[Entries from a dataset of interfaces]
──────

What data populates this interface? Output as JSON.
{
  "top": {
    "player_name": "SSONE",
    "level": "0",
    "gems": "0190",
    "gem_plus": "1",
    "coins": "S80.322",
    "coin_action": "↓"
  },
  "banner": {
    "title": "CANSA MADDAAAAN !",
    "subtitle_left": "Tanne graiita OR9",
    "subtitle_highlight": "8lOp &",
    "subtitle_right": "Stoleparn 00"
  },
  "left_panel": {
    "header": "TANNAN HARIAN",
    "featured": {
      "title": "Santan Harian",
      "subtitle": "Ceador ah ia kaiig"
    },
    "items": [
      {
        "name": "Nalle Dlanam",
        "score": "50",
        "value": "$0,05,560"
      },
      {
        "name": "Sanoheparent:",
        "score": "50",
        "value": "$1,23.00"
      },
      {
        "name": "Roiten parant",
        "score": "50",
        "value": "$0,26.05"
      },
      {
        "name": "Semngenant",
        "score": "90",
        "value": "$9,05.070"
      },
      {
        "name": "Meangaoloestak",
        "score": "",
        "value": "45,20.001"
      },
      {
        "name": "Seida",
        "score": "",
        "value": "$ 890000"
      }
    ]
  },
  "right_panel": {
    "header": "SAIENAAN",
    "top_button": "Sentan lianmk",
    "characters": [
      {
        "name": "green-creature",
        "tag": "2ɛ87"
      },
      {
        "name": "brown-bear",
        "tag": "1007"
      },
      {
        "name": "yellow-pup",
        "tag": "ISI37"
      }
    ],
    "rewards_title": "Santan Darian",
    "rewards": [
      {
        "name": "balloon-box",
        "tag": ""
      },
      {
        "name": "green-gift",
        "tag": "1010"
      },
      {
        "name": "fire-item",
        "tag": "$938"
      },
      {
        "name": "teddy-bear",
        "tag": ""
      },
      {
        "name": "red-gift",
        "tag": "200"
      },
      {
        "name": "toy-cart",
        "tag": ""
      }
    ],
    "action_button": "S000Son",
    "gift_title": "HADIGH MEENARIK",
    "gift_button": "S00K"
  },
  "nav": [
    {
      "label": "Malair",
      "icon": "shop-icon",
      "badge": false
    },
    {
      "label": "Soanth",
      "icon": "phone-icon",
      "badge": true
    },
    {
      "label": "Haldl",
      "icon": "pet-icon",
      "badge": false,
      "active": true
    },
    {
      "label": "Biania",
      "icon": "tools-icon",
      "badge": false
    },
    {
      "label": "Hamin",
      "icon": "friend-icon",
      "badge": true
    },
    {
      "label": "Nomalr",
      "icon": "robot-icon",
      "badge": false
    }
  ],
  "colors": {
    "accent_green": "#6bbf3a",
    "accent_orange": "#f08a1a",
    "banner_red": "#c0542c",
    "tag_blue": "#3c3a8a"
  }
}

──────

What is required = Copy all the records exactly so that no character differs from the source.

Solution to this exercise =
What data populates this interface? Output as JSON.
{
  "top": {
    "player_name": "SSONE",
    "level": "0",
    "gems": "0190",
    "gem_plus": "1",
    "coins": "S80.322",
    "coin_action": "↓"
  },
  "banner": {
    "title": "CANSA MADDAAAAN !",
    "subtitle_left": "Tanne graiita OR9",
    "subtitle_highlight": "8lOp &",
    "subtitle_right": "Stoleparn 00"
  },
  "left_panel": {
    "header": "TANNAN HARIAN",
    "featured": {
      "title": "Santan Harian",
      "subtitle": "Ceador ah ia kaiig"
    },
    "items": [
      {
        "name": "Nalle Dlanam",
        "score": "50",
        "value": "$0,05,560"
      },
      {
        "name": "Sanoheparent:",
        "score": "50",
        "value": "$1,23.00"
      },
      {
        "name": "Roiten parant",
        "score": "50",
        "value": "$0,26.05"
      },
      {
        "name": "Semngenant",
        "score": "90",
        "value": "$9,05.070"
      },
      {
        "name": "Meangaoloestak",
        "score": "",
        "value": "45,20.001"
      },
      {
        "name": "Seida",
        "score": "",
        "value": "$ 890000"
      }
    ]
  },
  "right_panel": {
    "header": "SAIENAAN",
    "top_button": "Sentan lianmk",
    "characters": [
      {
        "name": "green-creature",
        "tag": "2ɛ87"
      },
      {
        "name": "brown-bear",
        "tag": "1007"
      },
      {
        "name": "yellow-pup",
        "tag": "ISI37"
      }
    ],
    "rewards_title": "Santan Darian",
    "rewards": [
      {
        "name": "balloon-box",
        "tag": ""
      },
      {
        "name": "green-gift",
        "tag": "1010"
      },
      {
        "name": "fire-item",
        "tag": "$938"
      },
      {
        "name": "teddy-bear",
        "tag": ""
      },
      {
        "name": "red-gift",
        "tag": "200"
      },
      {
        "name": "toy-cart",
        "tag": ""
      }
    ],
    "action_button": "S000Son",
    "gift_title": "HADIGH MEENARIK",
    "gift_button": "S00K"
  },
  "nav": [
    {
      "label": "Malair",
      "icon": "shop-icon",
      "badge": false
    },
    {
      "label": "Soanth",
      "icon": "phone-icon",
      "badge": true
    },
    {
      "label": "Haldl",
      "icon": "pet-icon",
      "badge": false,
      "active": true
    },
    {
      "label": "Biania",
      "icon": "tools-icon",
      "badge": false
    },
    {
      "label": "Hamin",
      "icon": "friend-icon",
      "badge": true
    },
    {
      "label": "Nomalr",
      "icon": "robot-icon",
      "badge": false
    }
  ],
  "colors": {
    "accent_green": "#6bbf3a",
    "accent_orange": "#f08a1a",
    "banner_red": "#c0542c",
    "tag_blue": "#3c3a8a"
  }
}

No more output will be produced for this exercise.